Impact on the Chinese adoption community in the U.S.
The end of the more than 30-year one-child policy has led to some re-evaluation.
Iris Chin Ponte, mother of a 7-year-old Chinese adopted boy said, “Children don’t hate their biological parents and could get the peace in their heart because they understand that some of their biological parents have no other choices but giving up their kids because of the one-child policy. They understand it is a complicated social and economic issue and no micro person could resist the macro history.”
Meiling Bedard Fu, a 22-year-old Chinese adoptee said, “I can understand the policy issue but I still feel sort of rejected in some way.”
Jenna Cook and her adoptive mother Margaret Cook went to China to search for her birth parents. She published her “seeking birth parents” advertisement in the local newspaper and received responses from over 50 Chinese parents who claimed she was their abandoned child.
“They threw their arms around me and wept. They bowed and begged to be forgiven,” she wrote in her article “A ‘Lost’ Daughter Speaks, and All of China Listens.” She added, “the encounters made me question to what extent birth parents ‘abandoned’ their daughters in the traditional sense of the word. All of the families emphasized choosing a safe location where their daughter would be discovered quickly and taken to safety, and many parents left her with notes and special clothes in the hope that these tokens would help them find her later.”
The note by Kayde Minervino’s biological parents ended with, “we hope that a kind-hearted family will take her in to raise her and we give our utmost thanks to whoever takes her in.”
“This is nonsense that Chinese hate girls, it is a stereotype,” said Johnson. “In the countryside if people don’t have a son, they become desperate but everybody want a daughter, at least one daughter. Many adoptive parents in China would take the girls even if there is a fine.”
“I think the change of policy last year in China was huge for the adoption community,” said Ponte, “because the numbers are already decreasing.”
Ponte added, “In New England, already a generation has changed, the population has shifted. There used to be a lot of young children, parties, celebrations and picnics, but now the children are teenagers and more university-level lectures, international travel groups, and they continue to change and eventually as young adults and adults, they can form their own group.”

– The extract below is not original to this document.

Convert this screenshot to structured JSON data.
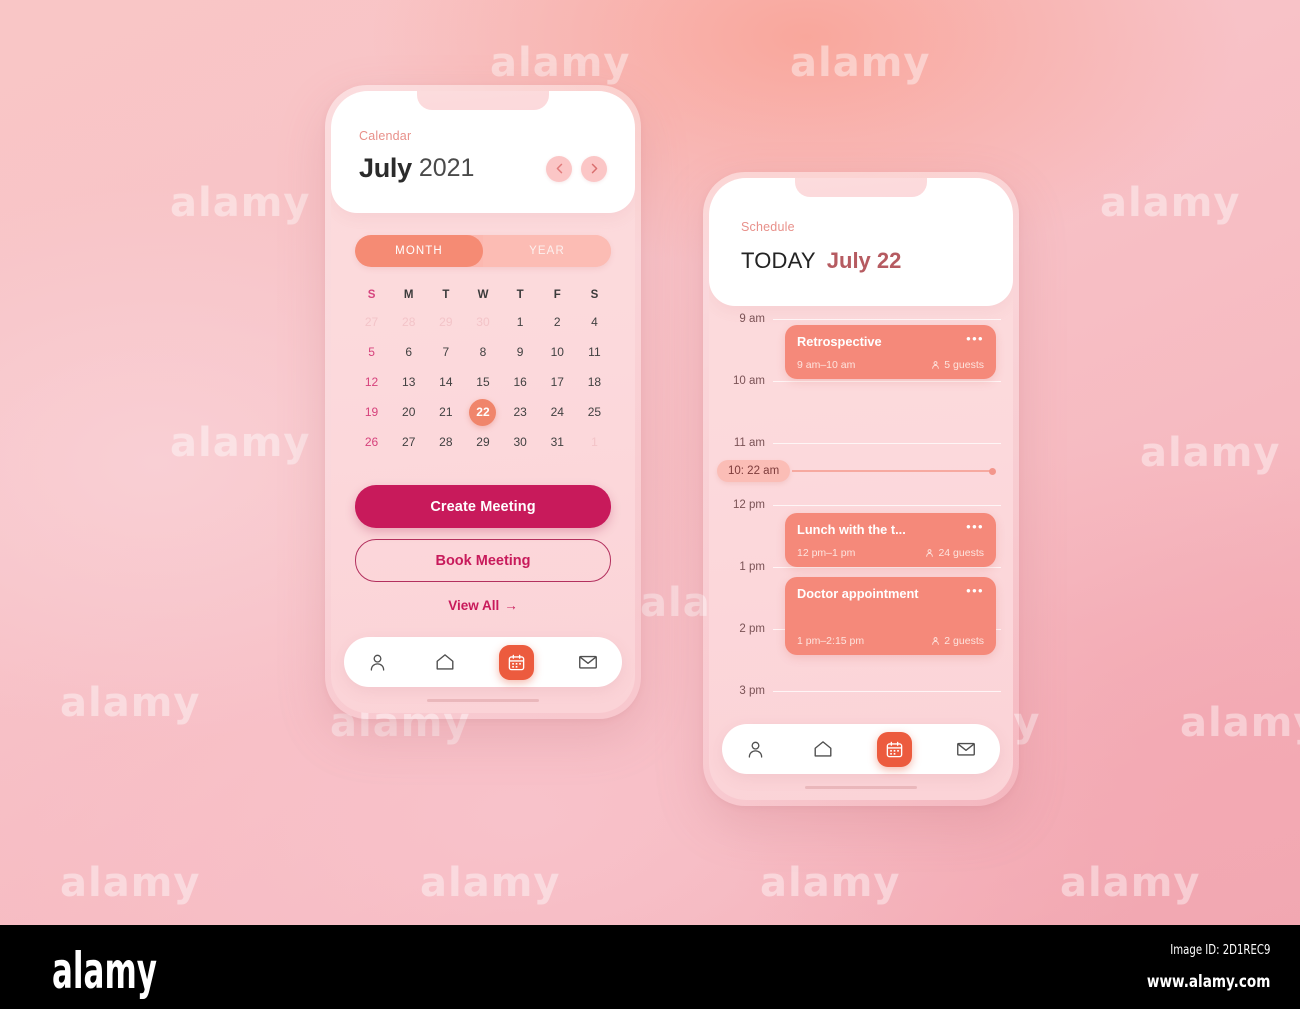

But Ponte indicated concerns still remain. “My larger question is with the policy that has shifted,” she said, “Will more birth families be willing to connect with their adopted children abroad because I think maybe there will be a ripple effect where the birth parents won’t be so afraid to step forward.”